Say that you’d enjoy getting to know her better over dinner one night — you can mention you are more presentable when not wearing one of her disposable bibs.
Dentist and patient dating
So, is it OK to ask, or do I just have to hope I run into her in the grocery store one day?
— Drilling Dear Drilling, It’s a tribute to her skills, or your teeth, or both that you find yourself hoping to get her fingers out of your mouth so you can get to know her better.
Of course, when you have a saliva ejector hanging off your lip, you’re not at your best, so it’s good you haven’t said anything while trapped in her chair.
Dear Prudence, I am a professional man who is generally confident, but I am wondering about the etiquette of asking my dentist on a date.
I have always felt that it is unfair to put someone who works for your business in the position of having to decline your advances, so I have never made such an attempt.
But recently I have become attracted to my dentist.
She is funny, kind, charming, and despite being a fan of a horrible professional football team, seems to be a wonderful person.
There is no reason you can’t ask her, but depending on her romantic status, her reaction to you, and her views of proper dentist-patient interaction, be prepared to be turned down.
I looked up the American Dental Association’s code of ethics and conduct and on relationships with patients it says: “Dentists should avoid interpersonal relationships that could impair their professional judgment or risk the possibility of exploiting the confidence placed in them by a patient.” That sounds like a lot of leeway, so ask away.
The problem is that professionally you only see her twice a year, so I suggest you write her a note — with a big “Personal” across the envelope, and send it to her office.

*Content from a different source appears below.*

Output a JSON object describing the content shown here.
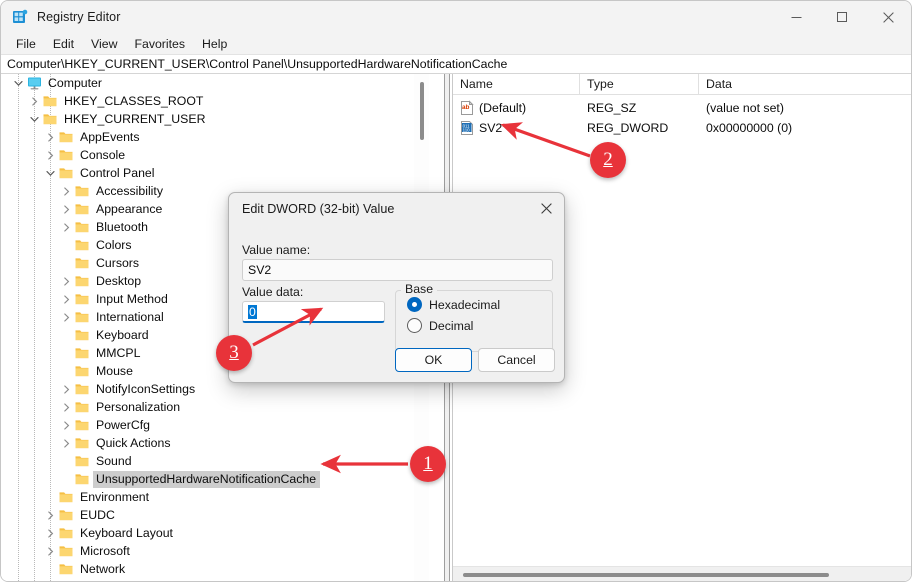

You can explain that not only is she a fabulous dentist, you find her a delightful person.